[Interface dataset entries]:
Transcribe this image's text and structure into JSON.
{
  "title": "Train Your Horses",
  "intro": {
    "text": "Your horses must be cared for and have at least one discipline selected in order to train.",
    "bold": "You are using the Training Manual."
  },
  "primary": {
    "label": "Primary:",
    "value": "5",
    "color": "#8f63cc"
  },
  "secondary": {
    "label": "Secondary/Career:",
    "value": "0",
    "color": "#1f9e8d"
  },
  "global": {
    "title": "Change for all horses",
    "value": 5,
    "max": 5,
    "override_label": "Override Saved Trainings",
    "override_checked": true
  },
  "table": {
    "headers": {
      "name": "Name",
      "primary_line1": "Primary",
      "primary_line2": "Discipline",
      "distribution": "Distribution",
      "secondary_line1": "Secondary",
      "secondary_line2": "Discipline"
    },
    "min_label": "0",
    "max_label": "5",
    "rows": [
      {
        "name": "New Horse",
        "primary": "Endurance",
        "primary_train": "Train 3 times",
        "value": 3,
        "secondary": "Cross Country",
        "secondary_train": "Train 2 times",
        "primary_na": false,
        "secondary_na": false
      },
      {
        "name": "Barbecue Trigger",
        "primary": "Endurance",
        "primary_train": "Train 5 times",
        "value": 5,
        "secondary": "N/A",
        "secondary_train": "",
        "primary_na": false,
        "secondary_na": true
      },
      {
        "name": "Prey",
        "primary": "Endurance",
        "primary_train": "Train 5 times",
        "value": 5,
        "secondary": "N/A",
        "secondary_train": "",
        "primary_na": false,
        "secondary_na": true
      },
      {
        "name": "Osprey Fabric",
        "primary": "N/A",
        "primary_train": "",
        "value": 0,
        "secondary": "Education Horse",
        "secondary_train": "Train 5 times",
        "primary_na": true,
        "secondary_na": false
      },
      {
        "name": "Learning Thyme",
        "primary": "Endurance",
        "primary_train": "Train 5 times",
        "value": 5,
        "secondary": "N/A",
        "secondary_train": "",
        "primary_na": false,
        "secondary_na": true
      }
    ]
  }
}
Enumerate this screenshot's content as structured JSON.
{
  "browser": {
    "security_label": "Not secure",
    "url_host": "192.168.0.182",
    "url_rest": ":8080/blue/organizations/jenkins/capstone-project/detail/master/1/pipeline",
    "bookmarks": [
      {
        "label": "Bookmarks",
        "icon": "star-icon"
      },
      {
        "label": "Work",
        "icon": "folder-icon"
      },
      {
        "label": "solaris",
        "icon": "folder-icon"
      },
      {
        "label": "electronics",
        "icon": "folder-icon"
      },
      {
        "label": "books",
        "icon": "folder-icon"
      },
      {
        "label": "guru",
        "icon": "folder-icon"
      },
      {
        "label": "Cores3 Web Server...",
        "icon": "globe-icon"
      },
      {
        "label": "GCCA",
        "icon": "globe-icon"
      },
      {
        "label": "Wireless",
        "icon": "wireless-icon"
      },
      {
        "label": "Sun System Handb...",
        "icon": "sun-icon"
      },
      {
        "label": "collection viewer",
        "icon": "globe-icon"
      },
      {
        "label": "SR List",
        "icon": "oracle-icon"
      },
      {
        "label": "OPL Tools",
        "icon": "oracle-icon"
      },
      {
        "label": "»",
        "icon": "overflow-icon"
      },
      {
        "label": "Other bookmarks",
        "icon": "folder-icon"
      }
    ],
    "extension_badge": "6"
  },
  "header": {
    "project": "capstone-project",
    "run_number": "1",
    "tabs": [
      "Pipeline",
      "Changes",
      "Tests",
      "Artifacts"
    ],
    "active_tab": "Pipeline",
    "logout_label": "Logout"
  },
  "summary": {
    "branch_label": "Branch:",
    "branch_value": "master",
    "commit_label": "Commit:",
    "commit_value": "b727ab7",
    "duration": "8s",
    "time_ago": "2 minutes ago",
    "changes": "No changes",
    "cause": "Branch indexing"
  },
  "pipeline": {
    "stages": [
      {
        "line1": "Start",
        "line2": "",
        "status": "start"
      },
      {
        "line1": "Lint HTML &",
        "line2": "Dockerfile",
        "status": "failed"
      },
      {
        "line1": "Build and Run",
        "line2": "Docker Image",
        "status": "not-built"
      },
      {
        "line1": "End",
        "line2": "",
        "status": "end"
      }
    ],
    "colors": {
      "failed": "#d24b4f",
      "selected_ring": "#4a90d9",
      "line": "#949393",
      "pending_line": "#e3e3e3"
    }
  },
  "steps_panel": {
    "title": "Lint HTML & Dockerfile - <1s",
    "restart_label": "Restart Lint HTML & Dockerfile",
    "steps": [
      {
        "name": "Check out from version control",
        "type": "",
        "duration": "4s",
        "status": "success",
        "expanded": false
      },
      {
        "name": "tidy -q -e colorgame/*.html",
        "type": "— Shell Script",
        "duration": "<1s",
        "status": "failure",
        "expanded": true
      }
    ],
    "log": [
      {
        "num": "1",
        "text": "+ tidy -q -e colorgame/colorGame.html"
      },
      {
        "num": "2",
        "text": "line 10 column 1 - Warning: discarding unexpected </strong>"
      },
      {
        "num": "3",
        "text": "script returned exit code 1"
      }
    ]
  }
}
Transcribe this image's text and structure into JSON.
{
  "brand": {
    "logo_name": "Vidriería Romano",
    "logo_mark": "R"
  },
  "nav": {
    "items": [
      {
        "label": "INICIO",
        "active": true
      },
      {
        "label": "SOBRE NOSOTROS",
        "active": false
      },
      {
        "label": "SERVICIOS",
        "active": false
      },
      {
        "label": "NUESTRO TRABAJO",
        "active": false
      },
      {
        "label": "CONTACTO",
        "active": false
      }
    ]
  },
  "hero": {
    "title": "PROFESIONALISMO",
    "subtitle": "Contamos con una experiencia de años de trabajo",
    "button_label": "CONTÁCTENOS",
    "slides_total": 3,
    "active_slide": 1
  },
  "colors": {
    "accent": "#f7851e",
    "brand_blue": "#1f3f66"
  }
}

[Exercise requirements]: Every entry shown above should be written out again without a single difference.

[Written reply]:
Transcribe this image's text and structure into JSON.
{
  "title": "Train Your Horses",
  "intro": {
    "text": "Your horses must be cared for and have at least one discipline selected in order to train.",
    "bold": "You are using the Training Manual."
  },
  "primary": {
    "label": "Primary:",
    "value": "5",
    "color": "#8f63cc"
  },
  "secondary": {
    "label": "Secondary/Career:",
    "value": "0",
    "color": "#1f9e8d"
  },
  "global": {
    "title": "Change for all horses",
    "value": 5,
    "max": 5,
    "override_label": "Override Saved Trainings",
    "override_checked": true
  },
  "table": {
    "headers": {
      "name": "Name",
      "primary_line1": "Primary",
      "primary_line2": "Discipline",
      "distribution": "Distribution",
      "secondary_line1": "Secondary",
      "secondary_line2": "Discipline"
    },
    "min_label": "0",
    "max_label": "5",
    "rows": [
      {
        "name": "New Horse",
        "primary": "Endurance",
        "primary_train": "Train 3 times",
        "value": 3,
        "secondary": "Cross Country",
        "secondary_train": "Train 2 times",
        "primary_na": false,
        "secondary_na": false
      },
      {
        "name": "Barbecue Trigger",
        "primary": "Endurance",
        "primary_train": "Train 5 times",
        "value": 5,
        "secondary": "N/A",
        "secondary_train": "",
        "primary_na": false,
        "secondary_na": true
      },
      {
        "name": "Prey",
        "primary": "Endurance",
        "primary_train": "Train 5 times",
        "value": 5,
        "secondary": "N/A",
        "secondary_train": "",
        "primary_na": false,
        "secondary_na": true
      },
      {
        "name": "Osprey Fabric",
        "primary": "N/A",
        "primary_train": "",
        "value": 0,
        "secondary": "Education Horse",
        "secondary_train": "Train 5 times",
        "primary_na": true,
        "secondary_na": false
      },
      {
        "name": "Learning Thyme",
        "primary": "Endurance",
        "primary_train": "Train 5 times",
        "value": 5,
        "secondary": "N/A",
        "secondary_train": "",
        "primary_na": false,
        "secondary_na": true
      }
    ]
  }
}
Enumerate this screenshot's content as structured JSON.
{
  "browser": {
    "security_label": "Not secure",
    "url_host": "192.168.0.182",
    "url_rest": ":8080/blue/organizations/jenkins/capstone-project/detail/master/1/pipeline",
    "bookmarks": [
      {
        "label": "Bookmarks",
        "icon": "star-icon"
      },
      {
        "label": "Work",
        "icon": "folder-icon"
      },
      {
        "label": "solaris",
        "icon": "folder-icon"
      },
      {
        "label": "electronics",
        "icon": "folder-icon"
      },
      {
        "label": "books",
        "icon": "folder-icon"
      },
      {
        "label": "guru",
        "icon": "folder-icon"
      },
      {
        "label": "Cores3 Web Server...",
        "icon": "globe-icon"
      },
      {
        "label": "GCCA",
        "icon": "globe-icon"
      },
      {
        "label": "Wireless",
        "icon": "wireless-icon"
      },
      {
        "label": "Sun System Handb...",
        "icon": "sun-icon"
      },
      {
        "label": "collection viewer",
        "icon": "globe-icon"
      },
      {
        "label": "SR List",
        "icon": "oracle-icon"
      },
      {
        "label": "OPL Tools",
        "icon": "oracle-icon"
      },
      {
        "label": "»",
        "icon": "overflow-icon"
      },
      {
        "label": "Other bookmarks",
        "icon": "folder-icon"
      }
    ],
    "extension_badge": "6"
  },
  "header": {
    "project": "capstone-project",
    "run_number": "1",
    "tabs": [
      "Pipeline",
      "Changes",
      "Tests",
      "Artifacts"
    ],
    "active_tab": "Pipeline",
    "logout_label": "Logout"
  },
  "summary": {
    "branch_label": "Branch:",
    "branch_value": "master",
    "commit_label": "Commit:",
    "commit_value": "b727ab7",
    "duration": "8s",
    "time_ago": "2 minutes ago",
    "changes": "No changes",
    "cause": "Branch indexing"
  },
  "pipeline": {
    "stages": [
      {
        "line1": "Start",
        "line2": "",
        "status": "start"
      },
      {
        "line1": "Lint HTML &",
        "line2": "Dockerfile",
        "status": "failed"
      },
      {
        "line1": "Build and Run",
        "line2": "Docker Image",
        "status": "not-built"
      },
      {
        "line1": "End",
        "line2": "",
        "status": "end"
      }
    ],
    "colors": {
      "failed": "#d24b4f",
      "selected_ring": "#4a90d9",
      "line": "#949393",
      "pending_line": "#e3e3e3"
    }
  },
  "steps_panel": {
    "title": "Lint HTML & Dockerfile - <1s",
    "restart_label": "Restart Lint HTML & Dockerfile",
    "steps": [
      {
        "name": "Check out from version control",
        "type": "",
        "duration": "4s",
        "status": "success",
        "expanded": false
      },
      {
        "name": "tidy -q -e colorgame/*.html",
        "type": "— Shell Script",
        "duration": "<1s",
        "status": "failure",
        "expanded": true
      }
    ],
    "log": [
      {
        "num": "1",
        "text": "+ tidy -q -e colorgame/colorGame.html"
      },
      {
        "num": "2",
        "text": "line 10 column 1 - Warning: discarding unexpected </strong>"
      },
      {
        "num": "3",
        "text": "script returned exit code 1"
      }
    ]
  }
}
Transcribe this image's text and structure into JSON.
{
  "brand": {
    "logo_name": "Vidriería Romano",
    "logo_mark": "R"
  },
  "nav": {
    "items": [
      {
        "label": "INICIO",
        "active": true
      },
      {
        "label": "SOBRE NOSOTROS",
        "active": false
      },
      {
        "label": "SERVICIOS",
        "active": false
      },
      {
        "label": "NUESTRO TRABAJO",
        "active": false
      },
      {
        "label": "CONTACTO",
        "active": false
      }
    ]
  },
  "hero": {
    "title": "PROFESIONALISMO",
    "subtitle": "Contamos con una experiencia de años de trabajo",
    "button_label": "CONTÁCTENOS",
    "slides_total": 3,
    "active_slide": 1
  },
  "colors": {
    "accent": "#f7851e",
    "brand_blue": "#1f3f66"
  }
}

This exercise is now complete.